[To do] Taking the line that contains "What's the underlying" as the start and the last line of the data as the end, repeat exactly every line in that span, but no pictures.

===== Given data =====

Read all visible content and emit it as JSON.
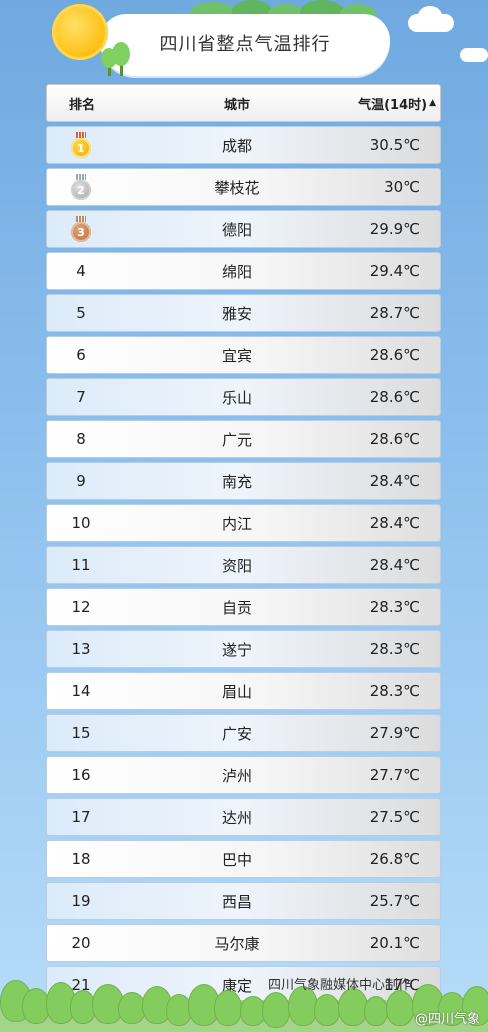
{
  "header": {
    "title": "四川省整点气温排行"
  },
  "table": {
    "columns": {
      "rank": "排名",
      "city": "城市",
      "temp": "气温(14时)",
      "sort_icon": "caret-up-icon"
    },
    "rows": [
      {
        "rank": "1",
        "city": "成都",
        "temp": "30.5℃",
        "medal": "gold"
      },
      {
        "rank": "2",
        "city": "攀枝花",
        "temp": "30℃",
        "medal": "silver"
      },
      {
        "rank": "3",
        "city": "德阳",
        "temp": "29.9℃",
        "medal": "bronze"
      },
      {
        "rank": "4",
        "city": "绵阳",
        "temp": "29.4℃"
      },
      {
        "rank": "5",
        "city": "雅安",
        "temp": "28.7℃"
      },
      {
        "rank": "6",
        "city": "宜宾",
        "temp": "28.6℃"
      },
      {
        "rank": "7",
        "city": "乐山",
        "temp": "28.6℃"
      },
      {
        "rank": "8",
        "city": "广元",
        "temp": "28.6℃"
      },
      {
        "rank": "9",
        "city": "南充",
        "temp": "28.4℃"
      },
      {
        "rank": "10",
        "city": "内江",
        "temp": "28.4℃"
      },
      {
        "rank": "11",
        "city": "资阳",
        "temp": "28.4℃"
      },
      {
        "rank": "12",
        "city": "自贡",
        "temp": "28.3℃"
      },
      {
        "rank": "13",
        "city": "遂宁",
        "temp": "28.3℃"
      },
      {
        "rank": "14",
        "city": "眉山",
        "temp": "28.3℃"
      },
      {
        "rank": "15",
        "city": "广安",
        "temp": "27.9℃"
      },
      {
        "rank": "16",
        "city": "泸州",
        "temp": "27.7℃"
      },
      {
        "rank": "17",
        "city": "达州",
        "temp": "27.5℃"
      },
      {
        "rank": "18",
        "city": "巴中",
        "temp": "26.8℃"
      },
      {
        "rank": "19",
        "city": "西昌",
        "temp": "25.7℃"
      },
      {
        "rank": "20",
        "city": "马尔康",
        "temp": "20.1℃"
      },
      {
        "rank": "21",
        "city": "康定",
        "temp": "17℃"
      }
    ]
  },
  "footer": {
    "credit": "四川气象融媒体中心制作",
    "watermark": "@四川气象"
  },
  "colors": {
    "sky_top": "#6fa9e0",
    "sky_bottom": "#b6dcf8",
    "gold": "#f0a400",
    "silver": "#9a9a9a",
    "bronze": "#b56a3b"
  }
}
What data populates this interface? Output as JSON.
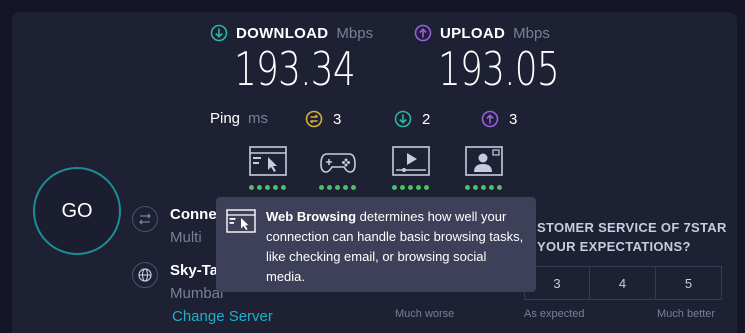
{
  "download": {
    "label": "DOWNLOAD",
    "unit": "Mbps",
    "value": "193.34"
  },
  "upload": {
    "label": "UPLOAD",
    "unit": "Mbps",
    "value": "193.05"
  },
  "ping": {
    "label": "Ping",
    "unit": "ms",
    "idle": "3",
    "download": "2",
    "upload": "3"
  },
  "use_cases": [
    {
      "name": "Web Browsing",
      "icon": "web-browsing-icon",
      "rating": 5
    },
    {
      "name": "Gaming",
      "icon": "gamepad-icon",
      "rating": 5
    },
    {
      "name": "Video Streaming",
      "icon": "video-icon",
      "rating": 5
    },
    {
      "name": "Video Chat",
      "icon": "video-chat-icon",
      "rating": 5
    }
  ],
  "go_label": "GO",
  "connections": {
    "title": "Conne",
    "sub": "Multi"
  },
  "server": {
    "title": "Sky-Ta",
    "sub": "Mumbai",
    "change_label": "Change Server"
  },
  "survey": {
    "line1": "STOMER SERVICE OF 7STAR",
    "line2": "YOUR EXPECTATIONS?",
    "options": [
      "3",
      "4",
      "5"
    ],
    "labels": {
      "worse": "Much worse",
      "expected": "As expected",
      "better": "Much better"
    }
  },
  "tooltip": {
    "title": "Web Browsing",
    "text": " determines how well your connection can handle basic browsing tasks, like checking email, or browsing social media."
  },
  "colors": {
    "accent_teal": "#1eb0c8",
    "download_icon": "#2bb5a5",
    "upload_icon": "#9b5de5",
    "ping_icon": "#d9b234",
    "rating_dot": "#4cbf61"
  }
}
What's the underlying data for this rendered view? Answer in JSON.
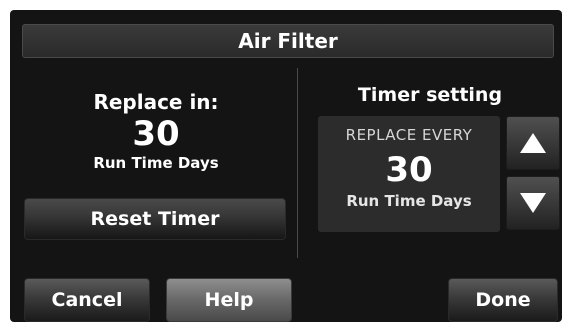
{
  "header": {
    "title": "Air Filter"
  },
  "replace": {
    "label": "Replace in:",
    "value": "30",
    "unit": "Run Time Days",
    "reset_label": "Reset Timer"
  },
  "timer": {
    "title": "Timer setting",
    "caption": "REPLACE EVERY",
    "value": "30",
    "unit": "Run Time Days",
    "up_icon": "triangle-up",
    "down_icon": "triangle-down"
  },
  "footer": {
    "cancel_label": "Cancel",
    "help_label": "Help",
    "done_label": "Done"
  }
}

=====

[Task result]
What's the underlying data for this rendered view? Answer in JSON.
{
  "header": {
    "title": "Air Filter"
  },
  "replace": {
    "label": "Replace in:",
    "value": "30",
    "unit": "Run Time Days",
    "reset_label": "Reset Timer"
  },
  "timer": {
    "title": "Timer setting",
    "caption": "REPLACE EVERY",
    "value": "30",
    "unit": "Run Time Days",
    "up_icon": "triangle-up",
    "down_icon": "triangle-down"
  },
  "footer": {
    "cancel_label": "Cancel",
    "help_label": "Help",
    "done_label": "Done"
  }
}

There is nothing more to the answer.